    did not have a lot of faith in Haig's ability, and that he removed the Generals command. This shows that other people did not believe that Haig was a good general. However, source 11 goes on to say that Haig worked with the Allied commander, Foch.

  2. How Far does Source A prove that Haig did not care about the lives ...

    Although source A was written by Haig it does not necessarily mean that you can trust it. Haig may have been given false information about how well it was going. The first extract says how well the preparations were going but we know that he didn't actually see this with

  1. Votes For Women, 1908-12 Sources Question

    This is because the two sources are written by people from opposing political opinions. Source C was written by Emmeline Pankhurst, a leading suffragette who wanted the vote and source E was written by a conservative male politician, Lord Curzon who was a founding member of the anti-suffrage league.

  2. Evacuation Sources Question

    Source C suggests that the children were frightened and afraid of evacuating, the children were too afraid to talk because they were leaving their parents and home to go away from the big cities to a quieter place in the country or near the seaside.

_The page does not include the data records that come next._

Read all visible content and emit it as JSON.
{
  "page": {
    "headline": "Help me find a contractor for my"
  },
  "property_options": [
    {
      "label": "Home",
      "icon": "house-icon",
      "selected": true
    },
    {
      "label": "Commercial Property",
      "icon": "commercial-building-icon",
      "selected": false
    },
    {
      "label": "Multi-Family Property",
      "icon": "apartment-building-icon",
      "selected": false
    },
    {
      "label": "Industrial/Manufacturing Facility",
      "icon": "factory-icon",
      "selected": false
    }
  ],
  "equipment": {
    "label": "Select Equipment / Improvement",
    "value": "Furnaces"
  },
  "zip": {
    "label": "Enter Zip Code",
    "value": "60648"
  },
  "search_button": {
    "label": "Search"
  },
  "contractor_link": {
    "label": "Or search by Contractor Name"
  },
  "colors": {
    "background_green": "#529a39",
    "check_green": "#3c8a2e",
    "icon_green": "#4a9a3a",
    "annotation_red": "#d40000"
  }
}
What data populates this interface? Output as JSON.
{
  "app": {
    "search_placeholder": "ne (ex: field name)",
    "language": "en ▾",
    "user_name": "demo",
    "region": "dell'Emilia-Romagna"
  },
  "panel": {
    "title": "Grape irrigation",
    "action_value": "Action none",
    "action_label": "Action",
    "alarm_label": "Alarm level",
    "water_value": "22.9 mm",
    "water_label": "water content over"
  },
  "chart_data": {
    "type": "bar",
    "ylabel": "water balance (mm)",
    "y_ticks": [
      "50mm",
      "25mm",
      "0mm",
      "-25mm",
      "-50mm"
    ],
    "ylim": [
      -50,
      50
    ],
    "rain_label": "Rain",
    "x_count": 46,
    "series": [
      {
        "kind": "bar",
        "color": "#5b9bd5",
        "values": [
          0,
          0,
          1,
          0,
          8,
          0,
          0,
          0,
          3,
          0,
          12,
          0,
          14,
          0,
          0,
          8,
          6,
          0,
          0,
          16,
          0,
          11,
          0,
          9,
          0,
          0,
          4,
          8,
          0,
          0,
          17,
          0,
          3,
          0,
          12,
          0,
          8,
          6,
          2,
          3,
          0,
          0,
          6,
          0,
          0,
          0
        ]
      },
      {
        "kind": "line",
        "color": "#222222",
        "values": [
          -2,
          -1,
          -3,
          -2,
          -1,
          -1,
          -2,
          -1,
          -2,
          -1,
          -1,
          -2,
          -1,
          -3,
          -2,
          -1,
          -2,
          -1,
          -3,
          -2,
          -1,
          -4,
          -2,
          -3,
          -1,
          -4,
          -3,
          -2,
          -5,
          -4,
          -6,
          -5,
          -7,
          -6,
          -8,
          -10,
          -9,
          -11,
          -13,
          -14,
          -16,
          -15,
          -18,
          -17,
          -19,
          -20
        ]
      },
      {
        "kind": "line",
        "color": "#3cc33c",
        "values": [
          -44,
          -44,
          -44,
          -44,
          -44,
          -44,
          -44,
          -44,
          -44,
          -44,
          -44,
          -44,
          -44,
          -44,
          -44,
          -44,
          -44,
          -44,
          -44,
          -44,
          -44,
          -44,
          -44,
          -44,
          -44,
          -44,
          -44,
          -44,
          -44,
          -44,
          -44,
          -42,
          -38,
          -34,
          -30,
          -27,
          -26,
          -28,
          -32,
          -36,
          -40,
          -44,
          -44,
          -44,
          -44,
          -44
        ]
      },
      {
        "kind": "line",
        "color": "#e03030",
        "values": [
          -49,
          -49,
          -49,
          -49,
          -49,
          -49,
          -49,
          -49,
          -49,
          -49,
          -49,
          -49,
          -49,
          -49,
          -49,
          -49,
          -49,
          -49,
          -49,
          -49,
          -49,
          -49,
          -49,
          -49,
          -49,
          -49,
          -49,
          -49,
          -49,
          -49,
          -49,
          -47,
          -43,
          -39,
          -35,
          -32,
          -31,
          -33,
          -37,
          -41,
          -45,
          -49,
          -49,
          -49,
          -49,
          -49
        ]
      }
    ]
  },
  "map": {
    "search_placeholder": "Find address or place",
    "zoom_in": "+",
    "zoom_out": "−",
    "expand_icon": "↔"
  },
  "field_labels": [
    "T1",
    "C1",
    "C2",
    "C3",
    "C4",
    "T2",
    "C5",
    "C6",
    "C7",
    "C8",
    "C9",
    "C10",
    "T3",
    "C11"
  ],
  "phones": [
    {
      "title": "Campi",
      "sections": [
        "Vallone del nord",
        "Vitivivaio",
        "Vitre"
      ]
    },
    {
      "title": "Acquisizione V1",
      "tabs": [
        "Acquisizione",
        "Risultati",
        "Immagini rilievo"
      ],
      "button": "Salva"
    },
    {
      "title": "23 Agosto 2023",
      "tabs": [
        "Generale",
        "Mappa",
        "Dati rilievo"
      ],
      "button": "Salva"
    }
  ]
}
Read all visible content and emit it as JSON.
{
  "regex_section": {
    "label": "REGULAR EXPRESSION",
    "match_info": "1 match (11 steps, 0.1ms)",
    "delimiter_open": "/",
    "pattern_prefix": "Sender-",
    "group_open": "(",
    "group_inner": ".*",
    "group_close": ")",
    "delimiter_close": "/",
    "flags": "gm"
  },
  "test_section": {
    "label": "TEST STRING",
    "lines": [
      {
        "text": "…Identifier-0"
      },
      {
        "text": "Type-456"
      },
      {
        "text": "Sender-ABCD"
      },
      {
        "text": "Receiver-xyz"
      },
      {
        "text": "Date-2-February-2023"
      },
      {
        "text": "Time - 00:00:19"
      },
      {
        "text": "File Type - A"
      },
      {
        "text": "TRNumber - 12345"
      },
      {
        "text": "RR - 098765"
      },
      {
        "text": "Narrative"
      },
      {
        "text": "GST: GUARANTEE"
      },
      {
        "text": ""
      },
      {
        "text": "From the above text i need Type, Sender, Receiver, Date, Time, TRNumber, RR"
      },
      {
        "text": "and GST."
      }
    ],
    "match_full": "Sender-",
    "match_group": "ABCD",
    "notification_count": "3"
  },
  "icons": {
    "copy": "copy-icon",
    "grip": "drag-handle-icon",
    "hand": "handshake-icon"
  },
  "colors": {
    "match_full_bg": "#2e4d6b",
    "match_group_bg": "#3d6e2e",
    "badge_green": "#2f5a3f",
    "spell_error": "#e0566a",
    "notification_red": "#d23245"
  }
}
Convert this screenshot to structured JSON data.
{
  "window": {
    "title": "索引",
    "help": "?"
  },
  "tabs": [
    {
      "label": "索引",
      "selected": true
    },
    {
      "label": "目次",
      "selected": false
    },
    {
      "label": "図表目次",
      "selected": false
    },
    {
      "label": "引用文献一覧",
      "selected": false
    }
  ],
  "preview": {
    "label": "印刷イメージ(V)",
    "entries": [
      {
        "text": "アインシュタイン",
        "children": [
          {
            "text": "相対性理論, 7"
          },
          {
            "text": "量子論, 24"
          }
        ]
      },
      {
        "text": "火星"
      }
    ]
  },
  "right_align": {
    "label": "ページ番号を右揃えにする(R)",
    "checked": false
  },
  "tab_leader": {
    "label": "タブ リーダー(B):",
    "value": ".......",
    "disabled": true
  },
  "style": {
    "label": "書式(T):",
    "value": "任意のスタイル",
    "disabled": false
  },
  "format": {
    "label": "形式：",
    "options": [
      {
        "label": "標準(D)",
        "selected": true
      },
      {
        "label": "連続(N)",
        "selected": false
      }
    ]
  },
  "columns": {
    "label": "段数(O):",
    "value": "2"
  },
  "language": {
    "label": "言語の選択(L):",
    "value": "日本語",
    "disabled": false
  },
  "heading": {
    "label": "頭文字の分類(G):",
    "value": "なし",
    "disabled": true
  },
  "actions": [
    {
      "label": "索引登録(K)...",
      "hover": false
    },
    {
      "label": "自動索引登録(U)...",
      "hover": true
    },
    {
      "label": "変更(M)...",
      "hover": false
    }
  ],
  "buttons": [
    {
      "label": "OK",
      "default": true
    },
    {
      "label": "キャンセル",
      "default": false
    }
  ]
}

  1. How far does Source A prove that Haig did not care about the lives ...

    Instead Haig went against the suggestion by launching a great offensive followed by a massive tightly controlled infantry attack. "No amount of skill on the part of the higher commanders". I think Haig's deputy Rawlinson did have a lot of skill.

  2. womens crsk history

    outbreak of the First World War is that women tried to do many extreme stunts. As shown in Source E, it shows Emily Davison, a Suffragette that jumped in front of a horse dead. This proves that women tried extreme things to try and win the vote.

  1. Study source A. Does it prove that Haig did not care about the lives ...

    Haig is trying to inform the public about the consequences of the war as well as about his understanding that he will be responsible for all those possible deaths. He tells the public that "No amount of skills on the part of the higher commanders, no training, however good, on

  2. Evactuation Coursework: Question One

    It was also created to encourage nations to disarmament, enforce the treaty of Versailles and most importantly prevent another world war from happening. Members of the treaty of Versailles included Britain, France, Italy and another 39 countries. However three major countries did not join the league which in turn made it weak from the beginning.

  • Over 160,000 pieces
    of student written work
  • Annotated by
    experienced teachers
  • Ideas and feedback to
    improve your own work